Video chats conducted through video meeting rooms are now a regular part of work for most of us, and those who are new to the world of employment may only have ever worked remotely. Now that the Coronavirus outbreak has forced many companies to transition the majority of their workforce to remote work, if they can, it seems likely that future teams will rely more and more on immersive technologies like this to connect with each other and collaborate more easily.
But why has free video conference software only just become popular? After all it isn’t a new service, but audio has traditionally been the communication tool of choice both at home and at work.
A brief history of video conferencing
To the younger generation who use video conferencing software on a daily basis it may seem unbelievable that it is a tool that has been around as long as it has, without the popularity it is now seeing. After all, the American company AT&T actually debuted a video phone call back in 1927 – but it didn’t really catch on until around 1973 when they developed their first ‘Picturephone.’

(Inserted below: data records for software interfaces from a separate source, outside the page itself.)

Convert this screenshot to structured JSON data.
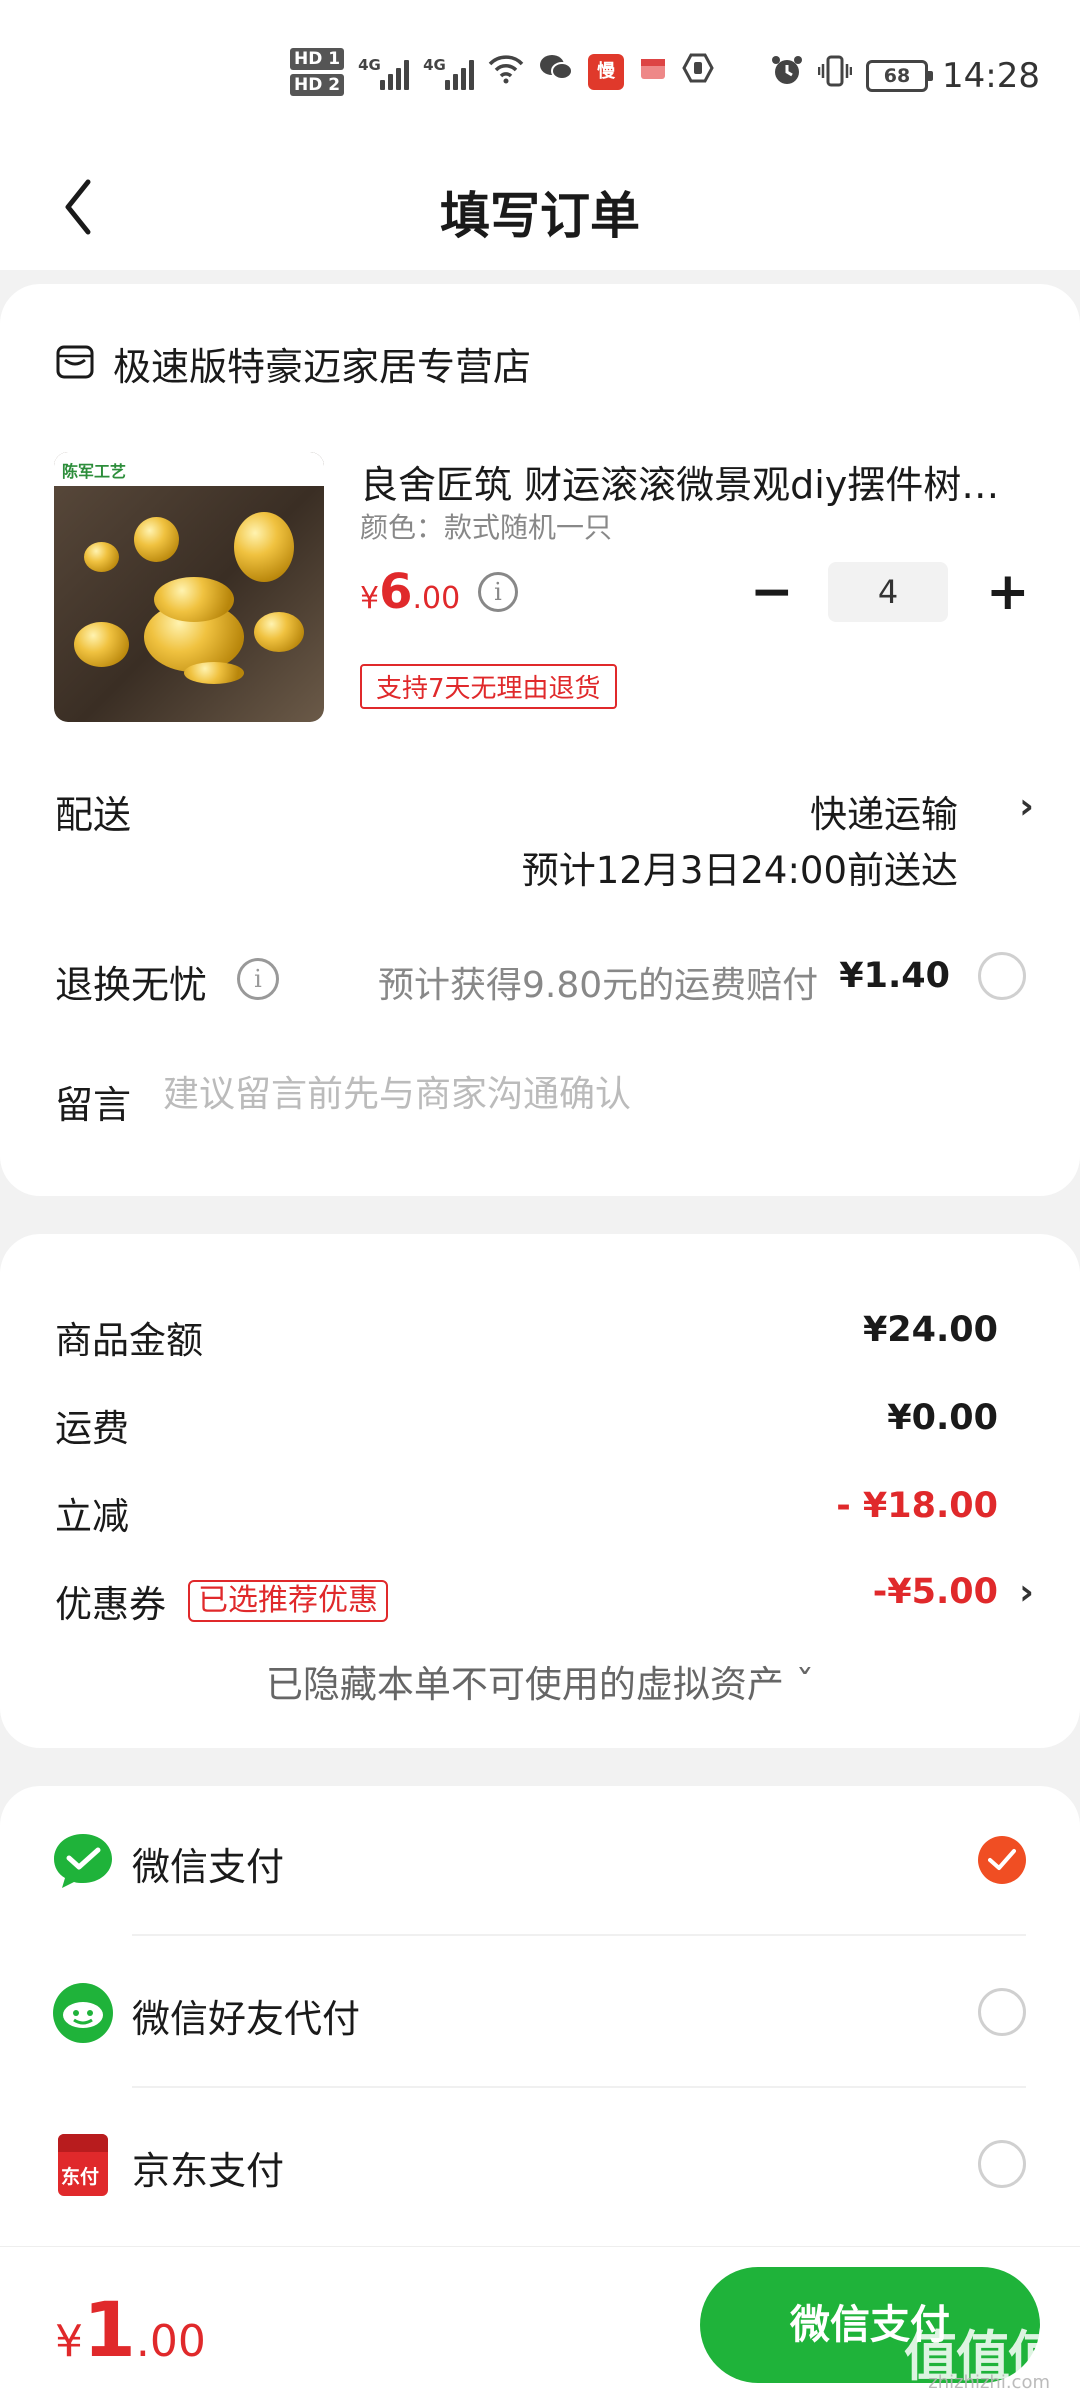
{
  "status_bar": {
    "hd1": "HD 1",
    "hd2": "HD 2",
    "net1": "4G",
    "net2": "4G",
    "battery": "68",
    "time": "14:28"
  },
  "nav": {
    "title": "填写订单"
  },
  "store": {
    "name": "极速版特豪迈家居专营店"
  },
  "product": {
    "brand_text": "陈军工艺",
    "title": "良舍匠筑 财运滚滚微景观diy摆件树…",
    "spec": "颜色：款式随机一只",
    "currency": "¥",
    "price_int": "6",
    "price_dec": ".00",
    "quantity": "4",
    "minus": "−",
    "plus": "+",
    "return_tag": "支持7天无理由退货"
  },
  "shipping": {
    "label": "配送",
    "method": "快递运输",
    "eta": "预计12月3日24:00前送达"
  },
  "worry_free": {
    "label": "退换无忧",
    "desc": "预计获得9.80元的运费赔付",
    "price": "¥1.40"
  },
  "message": {
    "label": "留言",
    "placeholder": "建议留言前先与商家沟通确认"
  },
  "summary": {
    "goods_label": "商品金额",
    "goods_value": "¥24.00",
    "freight_label": "运费",
    "freight_value": "¥0.00",
    "discount_label": "立减",
    "discount_value": "- ¥18.00",
    "coupon_label": "优惠券",
    "coupon_tag": "已选推荐优惠",
    "coupon_value": "-¥5.00",
    "hidden_note": "已隐藏本单不可使用的虚拟资产 ˇ"
  },
  "payment": {
    "methods": [
      {
        "label": "微信支付",
        "selected": true
      },
      {
        "label": "微信好友代付",
        "selected": false
      },
      {
        "label": "京东支付",
        "selected": false
      }
    ],
    "jd_icon_text": "东付"
  },
  "bottom": {
    "currency": "¥",
    "total_int": "1",
    "total_dec": ".00",
    "pay_button": "微信支付",
    "watermark": "值值值",
    "watermark_sub": "zhizhizhi.com"
  },
  "colors": {
    "accent_red": "#e0292b",
    "wechat_green": "#1fb33a",
    "check_orange": "#f04e23"
  }
}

The Picturephone was leading-edge technology at the time, and AT&T had great hopes for it – especially when it was used in a scene in the blockbuster film “2001: A Space Odyssey.” Disappointingly, however, it turned out to be a complete flop.
The technology wasn’t perfect, the cost to purchase and run one were really high, but the main reason was that people just didn’t want to appear on a screen. Nowadays selfie obsessed generation will probably laugh at that, but back in the 70s people felt uncomfortable about the concept, and preferred what they felt was the privacy and control over the conversation they had when it was just an audio only call.
Video conferencing in the present day
Fast forward to today and video conferencing has boomed recently. Most smartphones now contain cameras, and the rise in the use of social media means that people are much more used to sharing images and videos of themselves online – in fact for some it is an everyday occurrence.
For businesses especially, the cost of such calls and the equipment needed to conduct them has also dropped, and the set up is much easier for IT departments to support if needed. The biggest change, however, has to be the dramatic rise in remote working forced by the social distancing measures which were put in place to help prevent the spread of the coronavirus.
What does the future hold?
Video cameras are likely to become as much a part of our working lives as the smartphone is, especially as AR and VR technologies are advancing at pace now as well. However, we don’t see the future of video conferencing being about us donning glasses or goggles, it will still be more about the personal touch and helping us to feel more involved in the situation than we do now – we want the term remote removed from the way you feel about working, with video conferencing software developing in a way which will help you to read the room and feel connected.
If you are looking for a free meeting room, then check out meetingrooms.net – it is a simple way to get started with engaging your team and increasing productivity in these strange times.